|Image: Courtesy of Nanosolar|
Solar energy as cheap as grid-supplied electricity could be just a few years away, at least for large commercial facilities with flat rooftops or some acreage to spare. Six years ago the Department of Energy awarded a $42 million grant to a company called Nanosolar for the development of large-scale rooftop photovoltaic systems that cost no more per watt than conventional electricity, and earlier this month DOE certified that so far the company has passed its milestones on the way to achieving a 2015 deadline.
Cheap solar energy, with a little help
California-based Nanosolar has private investors and it has gotten clean energy tax breaks from its home state, but the real meat of its success so far comes from the kickoff grant of $42 million, which was awarded under the Bush Administration’s 2006 Solar America Initiative.
A precursor to President Obama’s 2011 SunShot Initiative, Solar America partnered the Department of Energy along with government and academic research institutions and the building industry in a drive to “make solar energy cost competitive” with fossil fuels by 2015.
The thin film solar advantage
Nanosolar specializes in printable solar cells using inks composed of nanoscale particles.
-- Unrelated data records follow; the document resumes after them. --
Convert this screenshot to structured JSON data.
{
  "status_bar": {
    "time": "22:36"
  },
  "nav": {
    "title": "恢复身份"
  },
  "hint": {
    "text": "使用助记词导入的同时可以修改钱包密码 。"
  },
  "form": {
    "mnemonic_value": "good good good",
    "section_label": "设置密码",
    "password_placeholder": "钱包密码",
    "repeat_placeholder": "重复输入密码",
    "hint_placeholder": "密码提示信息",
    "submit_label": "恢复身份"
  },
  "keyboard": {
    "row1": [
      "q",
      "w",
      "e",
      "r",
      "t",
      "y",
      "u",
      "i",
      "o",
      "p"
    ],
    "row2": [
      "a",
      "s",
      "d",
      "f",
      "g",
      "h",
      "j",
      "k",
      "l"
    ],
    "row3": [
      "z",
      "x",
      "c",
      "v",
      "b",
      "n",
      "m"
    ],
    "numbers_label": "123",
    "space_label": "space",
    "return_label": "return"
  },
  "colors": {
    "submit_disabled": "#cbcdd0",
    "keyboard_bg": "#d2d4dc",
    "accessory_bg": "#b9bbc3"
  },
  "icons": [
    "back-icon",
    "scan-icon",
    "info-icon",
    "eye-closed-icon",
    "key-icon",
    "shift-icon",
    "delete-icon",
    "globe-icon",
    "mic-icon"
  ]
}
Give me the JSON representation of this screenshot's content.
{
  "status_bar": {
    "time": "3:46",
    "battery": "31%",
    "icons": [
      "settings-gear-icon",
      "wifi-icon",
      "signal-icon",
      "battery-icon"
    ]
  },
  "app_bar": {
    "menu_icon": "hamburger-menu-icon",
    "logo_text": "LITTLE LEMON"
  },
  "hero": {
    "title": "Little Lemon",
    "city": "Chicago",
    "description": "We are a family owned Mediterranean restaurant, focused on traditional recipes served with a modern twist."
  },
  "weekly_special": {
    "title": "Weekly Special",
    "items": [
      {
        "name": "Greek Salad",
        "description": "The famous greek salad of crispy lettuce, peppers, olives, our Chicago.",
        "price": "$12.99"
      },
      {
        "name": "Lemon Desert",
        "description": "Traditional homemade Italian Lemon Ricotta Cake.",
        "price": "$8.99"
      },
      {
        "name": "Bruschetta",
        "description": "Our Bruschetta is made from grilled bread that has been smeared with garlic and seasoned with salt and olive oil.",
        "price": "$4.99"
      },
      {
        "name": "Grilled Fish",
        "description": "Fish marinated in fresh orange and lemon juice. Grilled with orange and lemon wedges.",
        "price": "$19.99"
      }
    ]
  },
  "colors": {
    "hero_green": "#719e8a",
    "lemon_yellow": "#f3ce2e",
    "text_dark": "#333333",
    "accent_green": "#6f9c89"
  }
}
These liquid solar cell inks are applied to a thin, flexible substrate in a roll-to-roll process that shares the basic characteristics of other relatively low cost, mass production printing methods.
The company’s ink-based solar technology won the Innovation of the Year award from Popular Science in 2007.
Roll-to-roll printing is less expensive than fabrication methods used to make conventional silicon solar cells, partly because it is a less energy intensive process. Thin film technology also results in reduced shipping and installation costs due to its light weight and durability.
Call out the National Guard for low cost solar power
As it turns out, if Nanosolar is ultimately successful the National Guard will have played a key role. The company achieved one of its major milestones last fall, when it completed the installation of a 538 kWp thin film array comprised of 2,750 solar panels for Camp Perry, an Ohio National Guard base (kWp refers to the peak output of a photovoltaic system).
The Camp Perry installation was designed to demonstrate how the roll-to-roll process combines with a highly efficient installation system to lower the overall cost of the array.
The installation system involved pre-assembling the solar panels into cartridges, which were fitted into prepared “piers.” According to Nanosolar, along with reduced labor and equipment costs the system also reduces the risk of breakage, which bedevils conventional silicon solar cell installations.
Low cost solar power for California National Guard
Earlier this year Nanosolar also began installing a 1 megawatt ground-mounted array at the California National Guard’s Camp Roberts, with the goal of achieving an installed cost equal to or less than the average price that the base was paying for grid-supplied electricity.
SERDP, the Department of Defense’s Strategic Environmental Research and Development Program, is the umbrella agency for that installation in partnership with the EPA and Department of Energy.
Aside from showcasing the technology for the civilian sector, that installation will serve as a template for replication across scores of U.S. military facilities, according to SERDP:
“…military installations throughout the United States can benefit from competitive electricity costs and a low carbon footprint through on-site, distributed solar generation. This demonstration will showcase that U.S.-manufactured solar technology and U.S.-generated solar power can provide energy security and independence to the U.S. military. Similar projects ranging from 1 to 20 MW enable power to be produced within distribution voltage, which avoids expensive transmission step-ups and tie-ins. This range of power plant outputs could be readily constructed at DoD installations nationwide.”
SERDP’s emphasis on cutting costs by designing projects within the 1 to 20 MW range is noteworthy in the context of the SunShot initiative. Though part of SunShot focuses on reducing the cost of solar power through new technological breakthroughs in solar cell efficiency, the initiative also takes into consideration the overall, installed cost of solar energy.
“Soft” costs including installation and permitting already account for at least half the price of a typical solar array, according to the Department of Energy, so the push is on to make those costs start trending downwards.
In addition to working on reducing soft costs at the utility-scale level, the Department of Energy also recently announced a “Plug-and-Play” solar initiative designed tolower the cost of installing small-scale solar arrays for homes and other small properties.